Same for both sides, and all that... and, let's face it, we cannot expect to be playing on a carpet in early March after w inter of snow, rain and frost, no matter whether we share the ground these days or not. Terry Roberts is very good at his job, but a miracle worker he is not.
A quick look at the Football League Show on a Saturday would tell you that there are far worse surfaces than ours elsewhere in the League - imagine if we had Blackpool's pitch for instance.
Promotion-chasing sides have to adapt to whatever is put in front of them - and it's not going to get any better between now and late April, so we have to get on with it.
Yatesy did get his substitutions right however, and they were all positive changes which improved our performance.
Benson looked happier with Byron Harrison next to him, and I thought Harrison was a good physical presence, winning some flick-ons and showing a good touch on occasions as well.
I know some have already started to write him off as he hasn't scored yet but he is still bedding into the team and system and deserves more time to prove himself. Whether he will get it, we will have to see.
McGlashan has been disappointing in my view recently, but did give us a spark and occupied the Chesterfield defence a bit more.
One terrific turn of speed got the left-back a booking and at last we looked capable of getting behind them and creating something clear-cut.
But all night our final ball, and especially our crossing was a disappointment - bar the one from Billy in the last minute, when our third sub, Kaid Mohamed, put him in down the left.
The celebrations after Benson's goal were superb, and considering there was little over 2,000 home fans in the ground, everyone made good noise.
It was also fitting for my BBC Gloucestershire colleague Ian Randall to be able to describe the goal in the final minute of his final commentary with the station.
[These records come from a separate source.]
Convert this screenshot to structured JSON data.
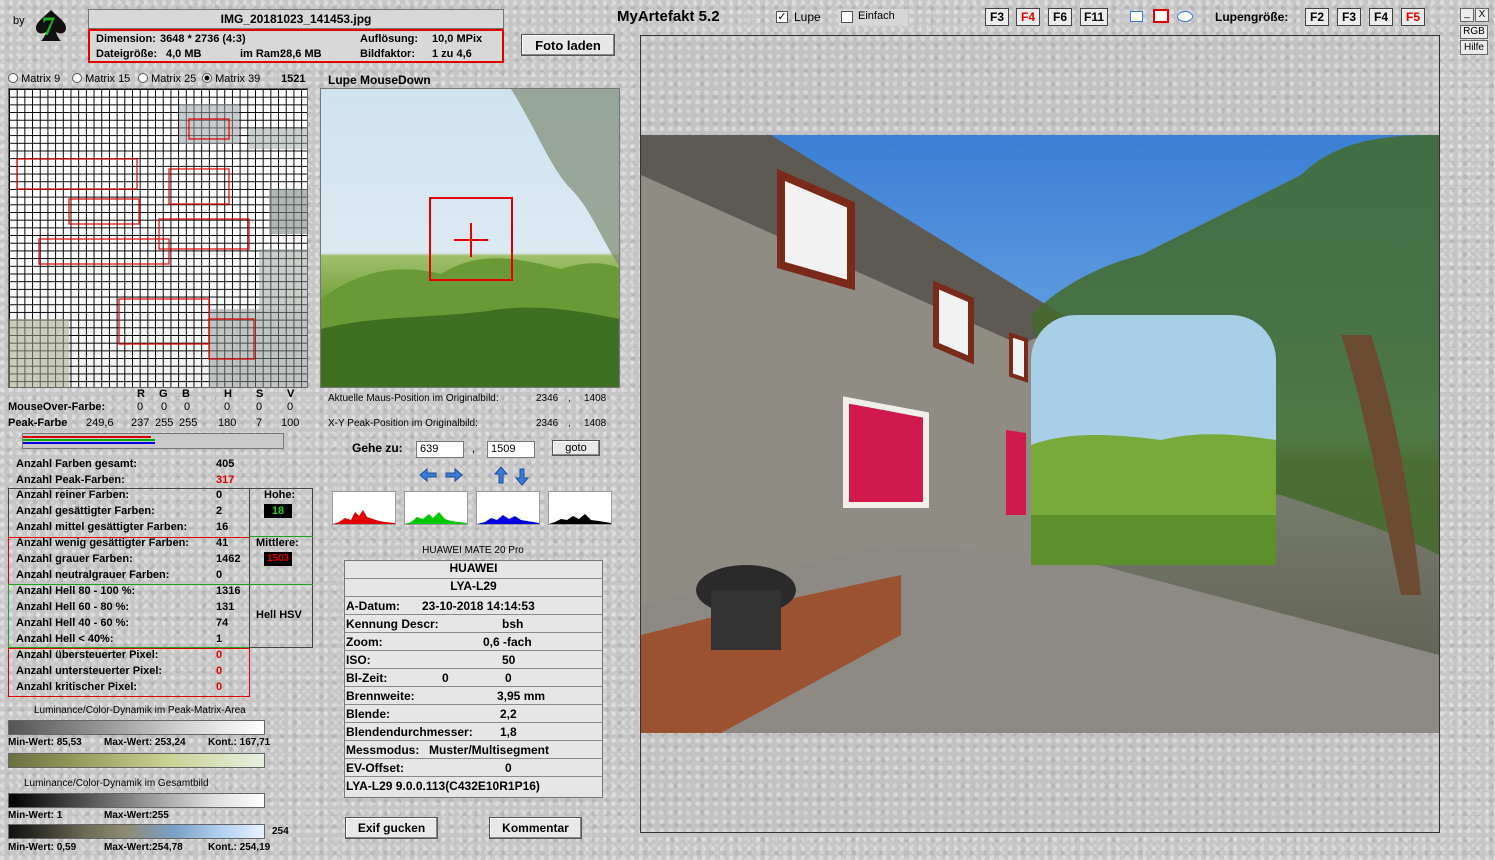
{
  "brand": {
    "by": "by",
    "logo_char": "7"
  },
  "file": {
    "name": "IMG_20181023_141453.jpg",
    "dimension_label": "Dimension:",
    "dimension_value": "3648 * 2736 (4:3)",
    "resolution_label": "Auflösung:",
    "resolution_value": "10,0 MPix",
    "size_label": "Dateigröße:",
    "size_value": "4,0 MB",
    "ram_label": "im Ram:",
    "ram_value": "28,6 MB",
    "factor_label": "Bildfaktor:",
    "factor_value": "1 zu 4,6"
  },
  "foto_laden": "Foto laden",
  "app_title": "MyArtefakt 5.2",
  "lupe_label": "Lupe",
  "einfach_label": "Einfach",
  "fkeys": [
    "F3",
    "F4",
    "F6",
    "F11"
  ],
  "lupen_label": "Lupengröße:",
  "lupen_keys": [
    "F2",
    "F3",
    "F4",
    "F5"
  ],
  "window_buttons": {
    "minimize": "_",
    "close": "X",
    "rgb": "RGB",
    "help": "Hilfe"
  },
  "matrix": {
    "options": [
      "Matrix 9",
      "Matrix 15",
      "Matrix 25",
      "Matrix 39"
    ],
    "selected": "Matrix 39",
    "count": "1521"
  },
  "lupe_title": "Lupe MouseDown",
  "color_table": {
    "headers": [
      "R",
      "G",
      "B",
      "H",
      "S",
      "V"
    ],
    "mouseover_label": "MouseOver-Farbe:",
    "mouseover_values": [
      "0",
      "0",
      "0",
      "0",
      "0",
      "0"
    ],
    "peak_label": "Peak-Farbe",
    "peak_extra": "249,6",
    "peak_values": [
      "237",
      "255",
      "255",
      "180",
      "7",
      "100"
    ]
  },
  "positions": {
    "current_label": "Aktuelle Maus-Position  im Originalbild:",
    "current_x": "2346",
    "current_y": "1408",
    "peak_label": "X-Y Peak-Position  im Originalbild:",
    "peak_x": "2346",
    "peak_y": "1408",
    "sep": ","
  },
  "goto": {
    "label": "Gehe zu:",
    "x": "639",
    "y": "1509",
    "sep": ",",
    "button": "goto"
  },
  "stats": {
    "farben_gesamt_label": "Anzahl Farben gesamt:",
    "farben_gesamt": "405",
    "peak_farben_label": "Anzahl Peak-Farben:",
    "peak_farben": "317",
    "rows": [
      {
        "label": "Anzahl reiner Farben:",
        "value": "0"
      },
      {
        "label": "Anzahl gesättigter Farben:",
        "value": "2"
      },
      {
        "label": "Anzahl mittel gesättigter Farben:",
        "value": "16"
      },
      {
        "label": "Anzahl wenig gesättigter Farben:",
        "value": "41"
      },
      {
        "label": "Anzahl grauer Farben:",
        "value": "1462"
      },
      {
        "label": "Anzahl neutralgrauer Farben:",
        "value": "0"
      },
      {
        "label": "Anzahl Hell 80 - 100 %:",
        "value": "1316"
      },
      {
        "label": "Anzahl Hell 60 - 80 %:",
        "value": "131"
      },
      {
        "label": "Anzahl Hell 40 - 60 %:",
        "value": "74"
      },
      {
        "label": "Anzahl Hell < 40%:",
        "value": "1"
      },
      {
        "label": "Anzahl übersteuerter Pixel:",
        "value": "0"
      },
      {
        "label": "Anzahl untersteuerter Pixel:",
        "value": "0"
      },
      {
        "label": "Anzahl kritischer Pixel:",
        "value": "0"
      }
    ],
    "hohe_label": "Hohe:",
    "hohe_value": "18",
    "mittlere_label": "Mittlere:",
    "mittlere_value": "1503",
    "hell_hsv": "Hell HSV"
  },
  "dynamics": {
    "peak_title": "Luminance/Color-Dynamik im Peak-Matrix-Area",
    "peak_min": "Min-Wert: 85,53",
    "peak_max": "Max-Wert: 253,24",
    "peak_kont": "Kont.: 167,71",
    "total_title": "Luminance/Color-Dynamik im Gesamtbild",
    "total_min": "Min-Wert: 1",
    "total_max": "Max-Wert:255",
    "total_side": "254",
    "total_min2": "Min-Wert: 0,59",
    "total_max2": "Max-Wert:254,78",
    "total_kont2": "Kont.: 254,19"
  },
  "exif": {
    "device": "HUAWEI MATE 20 Pro",
    "make": "HUAWEI",
    "model": "LYA-L29",
    "rows": [
      {
        "label": "A-Datum:",
        "value": "23-10-2018 14:14:53"
      },
      {
        "label": "Kennung Descr:",
        "value": "bsh"
      },
      {
        "label": "Zoom:",
        "value": "0,6 -fach"
      },
      {
        "label": "ISO:",
        "value": "50"
      },
      {
        "label": "Bl-Zeit:",
        "value": "0",
        "value2": "0"
      },
      {
        "label": "Brennweite:",
        "value": "3,95  mm"
      },
      {
        "label": "Blende:",
        "value": "2,2"
      },
      {
        "label": "Blendendurchmesser:",
        "value": "1,8"
      },
      {
        "label": "Messmodus:",
        "value": "Muster/Multisegment"
      },
      {
        "label": "EV-Offset:",
        "value": "0"
      }
    ],
    "firmware": "LYA-L29 9.0.0.113(C432E10R1P16)"
  },
  "buttons": {
    "exif": "Exif gucken",
    "comment": "Kommentar"
  }
}
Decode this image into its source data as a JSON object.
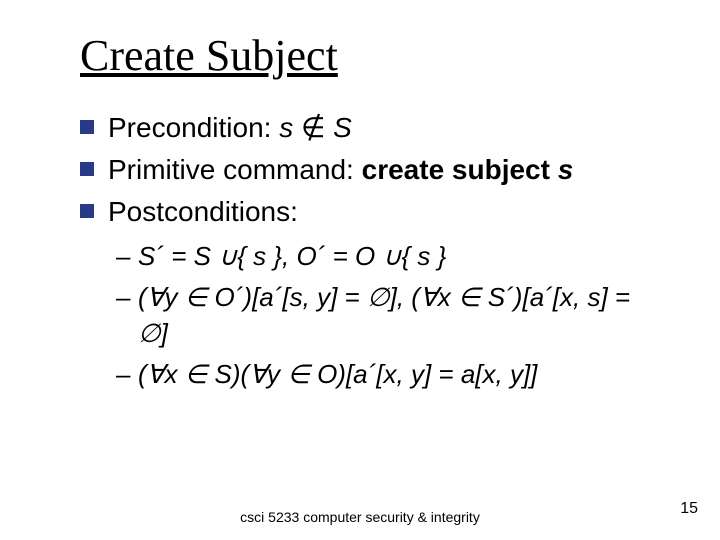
{
  "title": "Create Subject",
  "bullets": {
    "precond": {
      "label": "Precondition:",
      "expr_lhs": "s",
      "notin": "∉",
      "expr_rhs": "S"
    },
    "prim": {
      "label": "Primitive command:",
      "strong": "create subject",
      "arg": "s"
    },
    "post": {
      "label": "Postconditions:"
    }
  },
  "sub": {
    "l1": "S´ = S ∪{ s }, O´ = O ∪{ s }",
    "l2": "(∀y ∈ O´)[a´[s, y] = ∅], (∀x ∈ S´)[a´[x, s] = ∅]",
    "l3": "(∀x ∈ S)(∀y ∈ O)[a´[x, y] = a[x, y]]"
  },
  "footer": "csci 5233 computer security & integrity",
  "page": "15"
}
A nice moment.
The goal kept the positive runs going - unbeaten in six, one defeat in 12, unbeaten in 16 at home (won 10 drawn 6), and back to back wins for the first time since Barnet and Northampton were beaten before Christmas.
But now it is crunch time.
Burton tomorrow, and Rotherham next Saturday as we start our final nine games, with six against rest of the top seven, and one against Bradford, who aren't out of it yet.
In between those games, we sit out due to the National Hunt festival having played Chesterfield a week early, while the rest of the division plays, so we might slip out of third spot.
Unless Southend and Fleetwood buck their ideas up, and Bradford use their games in hand well, then the top seven is starting to take shape, and it is just a case of what order they will finish in.
Last March, we saw our top-three hopes come unstuck. This time around, we have a chance to make amends, and results-wise we have started well...